● AIM OF THE TASK:
Determine the number of lines below that contain the string "using", and state only that number.

● Items from a dataset:
-.-.-
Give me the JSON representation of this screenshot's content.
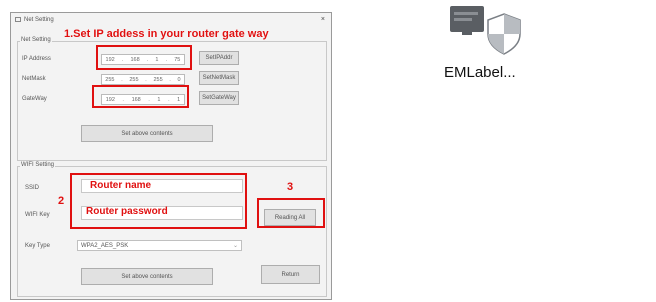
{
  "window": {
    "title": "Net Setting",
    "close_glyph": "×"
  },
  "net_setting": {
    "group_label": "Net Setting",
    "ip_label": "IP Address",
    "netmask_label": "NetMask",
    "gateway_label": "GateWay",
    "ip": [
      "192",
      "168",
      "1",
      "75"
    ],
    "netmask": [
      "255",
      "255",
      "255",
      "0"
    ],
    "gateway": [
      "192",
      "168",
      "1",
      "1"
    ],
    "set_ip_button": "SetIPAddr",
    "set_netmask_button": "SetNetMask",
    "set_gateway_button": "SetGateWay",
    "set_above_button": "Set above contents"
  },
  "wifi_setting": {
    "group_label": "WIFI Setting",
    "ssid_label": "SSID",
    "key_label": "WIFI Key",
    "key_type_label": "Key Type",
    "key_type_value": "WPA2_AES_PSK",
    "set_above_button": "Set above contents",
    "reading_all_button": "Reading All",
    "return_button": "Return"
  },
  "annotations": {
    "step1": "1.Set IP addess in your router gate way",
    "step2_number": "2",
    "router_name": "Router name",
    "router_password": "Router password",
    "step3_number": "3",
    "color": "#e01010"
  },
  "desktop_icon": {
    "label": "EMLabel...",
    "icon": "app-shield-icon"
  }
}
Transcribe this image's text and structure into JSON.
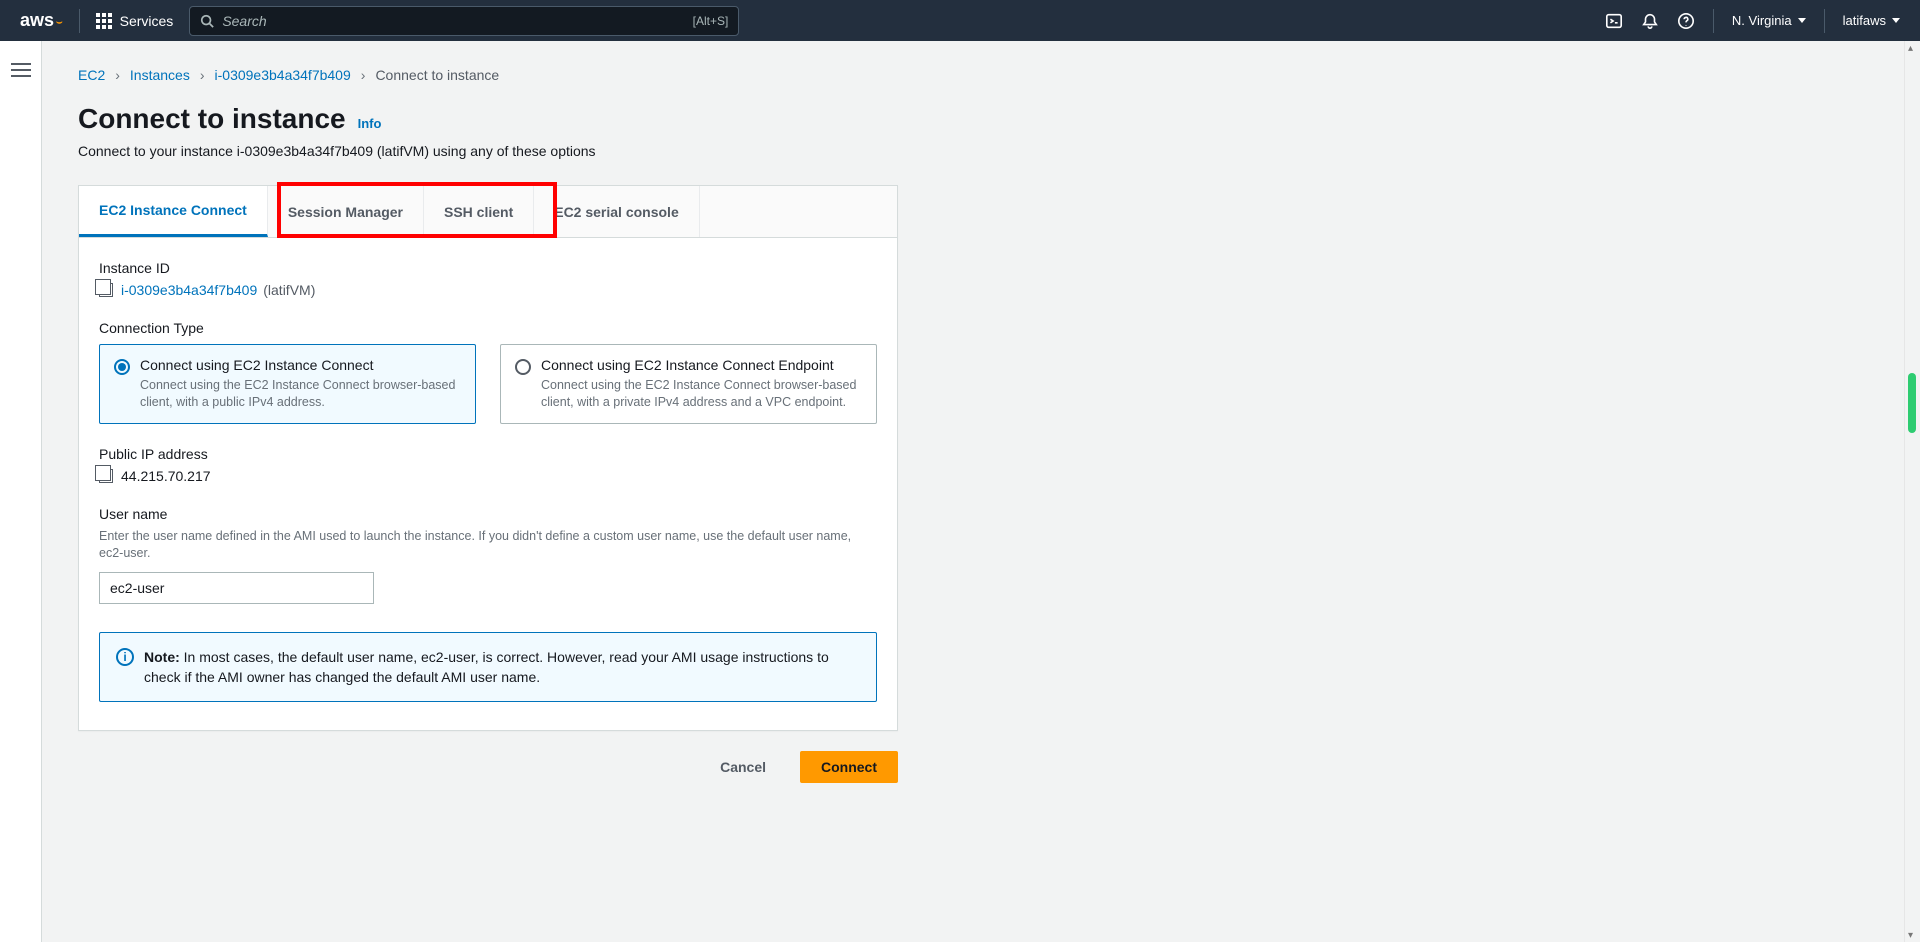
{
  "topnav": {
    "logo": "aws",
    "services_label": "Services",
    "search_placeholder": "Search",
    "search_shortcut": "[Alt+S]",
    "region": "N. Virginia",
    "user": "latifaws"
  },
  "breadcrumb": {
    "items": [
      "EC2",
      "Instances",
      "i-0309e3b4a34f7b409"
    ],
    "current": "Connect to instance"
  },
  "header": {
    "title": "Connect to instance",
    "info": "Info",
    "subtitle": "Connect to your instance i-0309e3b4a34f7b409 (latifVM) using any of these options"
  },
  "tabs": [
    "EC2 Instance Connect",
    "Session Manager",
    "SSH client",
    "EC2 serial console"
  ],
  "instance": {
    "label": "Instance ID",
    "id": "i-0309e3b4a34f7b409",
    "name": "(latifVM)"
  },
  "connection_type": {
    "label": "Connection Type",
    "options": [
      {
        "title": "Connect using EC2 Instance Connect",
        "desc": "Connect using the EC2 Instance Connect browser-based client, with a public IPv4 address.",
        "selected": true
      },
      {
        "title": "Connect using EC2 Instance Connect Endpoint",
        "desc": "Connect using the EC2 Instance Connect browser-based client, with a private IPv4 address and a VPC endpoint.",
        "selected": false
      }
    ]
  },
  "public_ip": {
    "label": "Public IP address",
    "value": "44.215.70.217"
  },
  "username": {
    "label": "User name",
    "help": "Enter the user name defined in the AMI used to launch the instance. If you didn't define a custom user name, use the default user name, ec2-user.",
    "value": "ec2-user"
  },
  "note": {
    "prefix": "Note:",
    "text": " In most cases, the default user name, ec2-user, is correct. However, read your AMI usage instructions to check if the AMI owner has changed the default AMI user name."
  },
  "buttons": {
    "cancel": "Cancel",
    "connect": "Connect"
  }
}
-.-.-
● SOLUTION TO THIS EXERCISE:
5